**Directions for this task**
Write down exactly the lines from the one with "Output a JSON" to the end of the data, first and last included, and no others.

BEGIN Listed records

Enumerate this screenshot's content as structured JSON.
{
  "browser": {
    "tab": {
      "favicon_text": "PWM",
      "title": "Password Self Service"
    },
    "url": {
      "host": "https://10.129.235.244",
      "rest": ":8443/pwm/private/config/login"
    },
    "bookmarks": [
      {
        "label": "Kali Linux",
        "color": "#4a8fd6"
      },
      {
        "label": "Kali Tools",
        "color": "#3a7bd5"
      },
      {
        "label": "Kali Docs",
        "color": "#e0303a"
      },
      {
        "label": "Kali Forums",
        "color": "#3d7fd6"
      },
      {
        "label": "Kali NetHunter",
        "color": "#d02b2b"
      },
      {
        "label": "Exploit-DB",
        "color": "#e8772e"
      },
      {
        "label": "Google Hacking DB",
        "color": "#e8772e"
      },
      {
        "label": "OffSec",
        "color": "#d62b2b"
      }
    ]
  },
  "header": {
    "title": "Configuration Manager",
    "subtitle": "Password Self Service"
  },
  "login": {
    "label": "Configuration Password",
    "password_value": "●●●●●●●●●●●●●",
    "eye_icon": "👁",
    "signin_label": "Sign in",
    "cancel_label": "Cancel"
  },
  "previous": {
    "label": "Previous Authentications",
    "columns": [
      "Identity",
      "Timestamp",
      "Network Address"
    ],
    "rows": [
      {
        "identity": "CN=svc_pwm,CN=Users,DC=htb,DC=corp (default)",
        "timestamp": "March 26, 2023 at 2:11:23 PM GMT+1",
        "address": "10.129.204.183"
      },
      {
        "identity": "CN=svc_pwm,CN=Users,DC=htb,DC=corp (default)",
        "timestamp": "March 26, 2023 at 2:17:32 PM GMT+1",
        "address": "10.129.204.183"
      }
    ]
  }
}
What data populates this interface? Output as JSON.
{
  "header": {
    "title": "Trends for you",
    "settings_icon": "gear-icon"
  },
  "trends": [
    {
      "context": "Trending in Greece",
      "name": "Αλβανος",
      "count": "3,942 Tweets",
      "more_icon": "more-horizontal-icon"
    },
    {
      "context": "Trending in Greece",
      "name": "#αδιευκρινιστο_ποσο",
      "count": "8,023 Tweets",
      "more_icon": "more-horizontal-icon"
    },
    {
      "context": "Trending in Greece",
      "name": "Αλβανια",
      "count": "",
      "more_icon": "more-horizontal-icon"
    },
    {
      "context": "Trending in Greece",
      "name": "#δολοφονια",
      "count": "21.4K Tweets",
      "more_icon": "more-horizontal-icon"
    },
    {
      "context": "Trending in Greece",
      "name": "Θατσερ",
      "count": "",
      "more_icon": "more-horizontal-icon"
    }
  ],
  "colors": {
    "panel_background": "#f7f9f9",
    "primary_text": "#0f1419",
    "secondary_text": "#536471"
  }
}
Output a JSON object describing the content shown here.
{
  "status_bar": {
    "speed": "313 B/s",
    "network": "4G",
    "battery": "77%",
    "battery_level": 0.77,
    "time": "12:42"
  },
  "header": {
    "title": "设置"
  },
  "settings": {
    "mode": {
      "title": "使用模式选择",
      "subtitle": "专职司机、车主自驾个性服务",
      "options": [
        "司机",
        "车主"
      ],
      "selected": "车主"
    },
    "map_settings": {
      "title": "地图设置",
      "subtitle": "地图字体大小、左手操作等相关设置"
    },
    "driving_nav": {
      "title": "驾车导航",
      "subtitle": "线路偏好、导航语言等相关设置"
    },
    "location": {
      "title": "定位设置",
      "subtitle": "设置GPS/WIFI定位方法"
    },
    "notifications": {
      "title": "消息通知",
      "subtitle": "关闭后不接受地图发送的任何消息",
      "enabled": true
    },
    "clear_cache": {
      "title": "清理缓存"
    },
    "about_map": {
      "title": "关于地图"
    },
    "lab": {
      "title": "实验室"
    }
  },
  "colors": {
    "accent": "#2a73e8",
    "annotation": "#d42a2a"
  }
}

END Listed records

**Task response**
Output a JSON object describing the content shown here.
{
  "status_bar": {
    "speed": "313 B/s",
    "network": "4G",
    "battery": "77%",
    "battery_level": 0.77,
    "time": "12:42"
  },
  "header": {
    "title": "设置"
  },
  "settings": {
    "mode": {
      "title": "使用模式选择",
      "subtitle": "专职司机、车主自驾个性服务",
      "options": [
        "司机",
        "车主"
      ],
      "selected": "车主"
    },
    "map_settings": {
      "title": "地图设置",
      "subtitle": "地图字体大小、左手操作等相关设置"
    },
    "driving_nav": {
      "title": "驾车导航",
      "subtitle": "线路偏好、导航语言等相关设置"
    },
    "location": {
      "title": "定位设置",
      "subtitle": "设置GPS/WIFI定位方法"
    },
    "notifications": {
      "title": "消息通知",
      "subtitle": "关闭后不接受地图发送的任何消息",
      "enabled": true
    },
    "clear_cache": {
      "title": "清理缓存"
    },
    "about_map": {
      "title": "关于地图"
    },
    "lab": {
      "title": "实验室"
    }
  },
  "colors": {
    "accent": "#2a73e8",
    "annotation": "#d42a2a"
  }
}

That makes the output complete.